**What this task involves**
Give back all of the data exactly as written.

Segment Start: Data provided

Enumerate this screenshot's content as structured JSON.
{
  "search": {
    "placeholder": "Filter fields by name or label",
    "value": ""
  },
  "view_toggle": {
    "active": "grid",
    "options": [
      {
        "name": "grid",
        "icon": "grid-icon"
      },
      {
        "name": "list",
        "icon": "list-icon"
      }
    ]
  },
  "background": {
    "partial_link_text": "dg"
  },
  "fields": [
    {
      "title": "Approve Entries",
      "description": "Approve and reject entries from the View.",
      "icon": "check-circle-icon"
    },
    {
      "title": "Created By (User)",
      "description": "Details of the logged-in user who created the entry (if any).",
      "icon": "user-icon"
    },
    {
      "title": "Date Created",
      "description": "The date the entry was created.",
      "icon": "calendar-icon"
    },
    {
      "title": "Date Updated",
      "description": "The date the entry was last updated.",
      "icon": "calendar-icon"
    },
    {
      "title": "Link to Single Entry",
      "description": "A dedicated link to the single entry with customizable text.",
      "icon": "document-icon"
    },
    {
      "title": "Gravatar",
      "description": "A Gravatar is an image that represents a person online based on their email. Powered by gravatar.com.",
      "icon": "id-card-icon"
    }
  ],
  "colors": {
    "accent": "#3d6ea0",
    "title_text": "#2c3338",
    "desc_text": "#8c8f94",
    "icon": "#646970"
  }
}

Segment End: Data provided

**Answer box**
Enumerate this screenshot's content as structured JSON.
{
  "search": {
    "placeholder": "Filter fields by name or label",
    "value": ""
  },
  "view_toggle": {
    "active": "grid",
    "options": [
      {
        "name": "grid",
        "icon": "grid-icon"
      },
      {
        "name": "list",
        "icon": "list-icon"
      }
    ]
  },
  "background": {
    "partial_link_text": "dg"
  },
  "fields": [
    {
      "title": "Approve Entries",
      "description": "Approve and reject entries from the View.",
      "icon": "check-circle-icon"
    },
    {
      "title": "Created By (User)",
      "description": "Details of the logged-in user who created the entry (if any).",
      "icon": "user-icon"
    },
    {
      "title": "Date Created",
      "description": "The date the entry was created.",
      "icon": "calendar-icon"
    },
    {
      "title": "Date Updated",
      "description": "The date the entry was last updated.",
      "icon": "calendar-icon"
    },
    {
      "title": "Link to Single Entry",
      "description": "A dedicated link to the single entry with customizable text.",
      "icon": "document-icon"
    },
    {
      "title": "Gravatar",
      "description": "A Gravatar is an image that represents a person online based on their email. Powered by gravatar.com.",
      "icon": "id-card-icon"
    }
  ],
  "colors": {
    "accent": "#3d6ea0",
    "title_text": "#2c3338",
    "desc_text": "#8c8f94",
    "icon": "#646970"
  }
}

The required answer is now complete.